The Smallest Javascript Library In The Solar System

git alias finder (aka: git finda)

A long time ago, I had found Brett Terpstra’s One git Alias To Rule Them All. His alias, git finda [text], prints a nicely formatted table consisting of all git aliases you have defined. This worked well on Mac OSX, but the printf statements to pad/justify the alias name never worked for me on either Windows or Linux. I’ve tweaked his alias slightly and ended up with something that works on both Windows and Linux.

finda = "!grepalias() { git config --global --get-regexp alias | grep -i \"$1\" | awk -v nr=2 '{sub(/^alias\\./,\"\")};{printf \"\\033[31m%12.12s\\033[1;37m\", $1};{sep=FS};{for (x=nr; x< =NF; x++) {printf \"%s%s\", sep, $x; }; print \"\\033[0;39m\"}'; }; grepalias"


The concept: If you are a good pianist, then you will be good at this version of Street Fighter.

The project has a really nice writeup on foobarfiles.

Seed RequestPolicy from 1Password

I recently rebuilt my laptop from scratch, and while installing the most excellent NoScript, someone suggested to install RequestPolicy as a companion extension. I have played with RequestPolicy in the past but ended up uninstalling it for one reason or another. I was about to uninstall it again after having to continuously toggle policies on things for new websites I visited (this being a fresh install of everything).

I decided to try to seed RequestPolicy with a list of domains from 1Password. Both 1Password and RequestPolicy have plain-text import/export mechanisms, so I fired up ruby and wrote a simple little script to take the 1Password export of the ‘URL/Location’ field, and convert it to a format which RequestPolicy likes.

In order to use the following script, you will need the following:

1. Ruby
2. This Gist
3. Export ONLY your 1Password ‘URL/Location’ field.
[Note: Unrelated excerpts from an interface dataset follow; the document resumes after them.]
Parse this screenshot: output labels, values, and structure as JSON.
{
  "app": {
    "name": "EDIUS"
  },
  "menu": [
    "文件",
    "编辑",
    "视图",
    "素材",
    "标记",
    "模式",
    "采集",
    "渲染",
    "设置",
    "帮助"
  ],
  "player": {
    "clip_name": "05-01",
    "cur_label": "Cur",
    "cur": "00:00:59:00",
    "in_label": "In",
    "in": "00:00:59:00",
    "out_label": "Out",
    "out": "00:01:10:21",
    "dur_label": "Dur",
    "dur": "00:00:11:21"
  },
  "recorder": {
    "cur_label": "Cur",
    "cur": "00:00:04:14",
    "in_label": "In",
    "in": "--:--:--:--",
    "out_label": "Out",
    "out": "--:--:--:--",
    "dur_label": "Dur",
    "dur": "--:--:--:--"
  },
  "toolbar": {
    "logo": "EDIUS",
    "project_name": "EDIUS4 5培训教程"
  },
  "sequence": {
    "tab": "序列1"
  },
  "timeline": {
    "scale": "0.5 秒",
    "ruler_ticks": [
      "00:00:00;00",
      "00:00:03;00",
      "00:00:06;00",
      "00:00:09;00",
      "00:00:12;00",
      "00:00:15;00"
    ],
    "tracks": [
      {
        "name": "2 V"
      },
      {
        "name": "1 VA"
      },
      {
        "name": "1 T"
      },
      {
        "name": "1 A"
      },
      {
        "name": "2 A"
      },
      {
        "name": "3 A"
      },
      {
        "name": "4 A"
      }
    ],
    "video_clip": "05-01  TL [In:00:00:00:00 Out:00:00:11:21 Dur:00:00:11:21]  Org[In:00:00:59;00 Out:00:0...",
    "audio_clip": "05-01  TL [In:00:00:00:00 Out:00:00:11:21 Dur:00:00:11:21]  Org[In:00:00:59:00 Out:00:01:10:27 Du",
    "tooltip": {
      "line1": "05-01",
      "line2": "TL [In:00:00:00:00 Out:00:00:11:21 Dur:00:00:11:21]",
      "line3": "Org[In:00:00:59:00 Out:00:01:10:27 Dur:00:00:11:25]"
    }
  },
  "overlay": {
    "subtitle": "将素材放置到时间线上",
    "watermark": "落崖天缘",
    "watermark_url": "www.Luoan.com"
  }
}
Open 1Password and click on the File -> Export All -> Text File… and uncheck all but the ‘URL/Location’ field. (This is very tedious, but you only have to do it once)

Export 'URL/Location' field

Once you are set, fire up the script like so:

# chmod u+x 1p2rp.rb
# ./1p2rp.rb --in /path/to/1password/export.file --out /path/to/save/request_policy_import.file

Once complete, import /path/to/save/request_policy_import.file into RequestPolicy using the Import function of the extension. Enjoy your 1Password saved websites being white-listed by default.

Chile Colorado

Yesterday we went to our local Cha Cha Cha where I discovered this wonderful burrito dubbed the Chile Colorado, which consisted of slow cooked beef in guajillo sauce. I never knew this flavor existed before!

Homemade Tomato Cages

These were relatively simple to make, and very cheap too.

What you will need:

  • Drill, drill bits, and screwdriver attachment
  • Miter saw or comparable
  • Tape Measure
  • Square (optional)
  • 1×2-48″ Stakes (4)
  • #8×1″ Wood Screws (12)
  • #10×2″ Metal Screws with nuts (2)
  • 1×2″ board or comparable for the crossbeams

The 48″ stakes are perfectly tall enough for a decent tomato cage, so there is no cutting involved. For the cross beams, you need to choose a width that works for you. I choose 14″.

Cut 3 lengths of the 1×2″ board to your desired width. These will make the cross beams for your “short” side. In order for the cage to hinge, you will also make a “long” side, by adding double the depth of the Stakes. My Stakes were 5/8″ deep, so I added 1 1/4″ to create three (3) 15 1/4″ lengths.

Line your steaks up so that the square tops are even with each other. Measure out 3 lines semi-evenly down the length of the stake. Place the butt-end of the cut crossbeam on the line and draw a second line so that you can tell where the crossbeam will attach to the stake.

At the square end of each stake, drill a single hole wide enough to let the metal screw fit. Change your drill bit to a size better suited for the wood screws and Drill two holes side by side in each “box” you made while measuring where your crossbeams will sit.

Take 2 of your stakes, and the 3 “short” lengths of crossbeam and screw them together (make sure that the pointy side of the stakes both face the same direction…)

Do the same for the “long” lengths.

All that is left is to attach both sides together with the metal screws and nuts.